# is a transform of the training data built 
# as if the treatment were learned on a different
# disjoint training set to avoid nested model
# bias and over-fit.
dTrainNTreated %.>%
  head(.) %.>%
  knitr::kable(.)
x_catN x_catD z z_isBAD x_lev_NA x_lev_x_a x_lev_x_b x_catP y
-0.2666667 0.5000000 1 0 0 1 0 0.6 0
-0.5000000 0.0000000 2 0 0 1 0 0.5 0
-0.0666667 0.5000000 3 0 0 1 0 0.6 0
-0.5000000 0.0000000 4 0 0 1 0 0.5 1
0.4000000 0.7071068 5 0 0 0 1 0.2 0
-0.4000000 0.7071068 3 1 0 0 1 0.2 1
# Any future application data is prepared with
# the prepare method.
dTestNTreated <- prepare(treatmentsN, dTestN, pruneSig=NULL)

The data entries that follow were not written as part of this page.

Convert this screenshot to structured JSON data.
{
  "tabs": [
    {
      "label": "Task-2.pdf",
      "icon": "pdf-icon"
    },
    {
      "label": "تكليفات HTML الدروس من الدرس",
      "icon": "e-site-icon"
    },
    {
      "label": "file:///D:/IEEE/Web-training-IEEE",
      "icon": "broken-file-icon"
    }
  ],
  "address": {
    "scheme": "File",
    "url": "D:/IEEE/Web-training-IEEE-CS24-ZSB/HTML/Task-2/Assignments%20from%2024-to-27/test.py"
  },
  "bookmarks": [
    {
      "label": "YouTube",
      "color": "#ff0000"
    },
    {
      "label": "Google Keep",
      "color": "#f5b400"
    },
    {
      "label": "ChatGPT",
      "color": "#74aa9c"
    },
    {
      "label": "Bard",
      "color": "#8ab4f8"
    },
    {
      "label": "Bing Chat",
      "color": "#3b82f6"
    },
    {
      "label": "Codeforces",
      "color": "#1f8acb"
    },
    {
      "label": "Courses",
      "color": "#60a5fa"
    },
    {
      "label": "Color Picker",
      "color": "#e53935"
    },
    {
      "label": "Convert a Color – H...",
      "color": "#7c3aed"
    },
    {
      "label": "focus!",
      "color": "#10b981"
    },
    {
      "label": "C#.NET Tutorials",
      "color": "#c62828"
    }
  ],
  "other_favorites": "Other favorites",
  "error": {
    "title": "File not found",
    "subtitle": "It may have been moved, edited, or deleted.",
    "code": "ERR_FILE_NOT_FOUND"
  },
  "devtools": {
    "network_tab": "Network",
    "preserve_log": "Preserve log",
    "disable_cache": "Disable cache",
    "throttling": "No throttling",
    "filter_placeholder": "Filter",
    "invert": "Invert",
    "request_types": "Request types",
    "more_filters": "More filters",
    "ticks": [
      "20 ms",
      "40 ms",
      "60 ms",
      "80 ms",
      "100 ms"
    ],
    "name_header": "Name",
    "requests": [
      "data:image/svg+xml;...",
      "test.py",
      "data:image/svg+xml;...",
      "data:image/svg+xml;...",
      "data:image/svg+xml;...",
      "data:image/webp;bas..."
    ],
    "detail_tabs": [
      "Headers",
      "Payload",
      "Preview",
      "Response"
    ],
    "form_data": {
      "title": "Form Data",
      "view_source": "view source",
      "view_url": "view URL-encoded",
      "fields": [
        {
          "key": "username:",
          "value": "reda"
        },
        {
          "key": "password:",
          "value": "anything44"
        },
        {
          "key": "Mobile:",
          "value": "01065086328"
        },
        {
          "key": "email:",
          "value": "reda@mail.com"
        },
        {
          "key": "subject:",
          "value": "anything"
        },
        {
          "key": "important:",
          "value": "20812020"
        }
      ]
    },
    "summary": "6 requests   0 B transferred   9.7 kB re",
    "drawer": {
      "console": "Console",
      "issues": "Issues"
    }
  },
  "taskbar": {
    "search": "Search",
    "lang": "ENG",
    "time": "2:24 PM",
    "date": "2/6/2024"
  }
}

dTestNTreated %.>%
  head(.) %.>%
  knitr::kable(.)
x_catP x_catN x_catD z z_isBAD x_lev_NA x_lev_x_a x_lev_x_b
0.5000 -0.25 0.5000000 10.000000 0 0 1 0
0.2500 0.00 0.7071068 20.000000 0 0 0 1
0.0625 0.00 0.7071068 30.000000 0 0 0 0
0.2500 0.50 0.0000000 3.666667 1 1 0 0

Related work:

Note

Notes on controlling vtreat’s cross-validation plans can be found here.

Note: vtreat is meant only for “tame names”, that is: variables and column names that are also valid simple (without quotes) R variables names.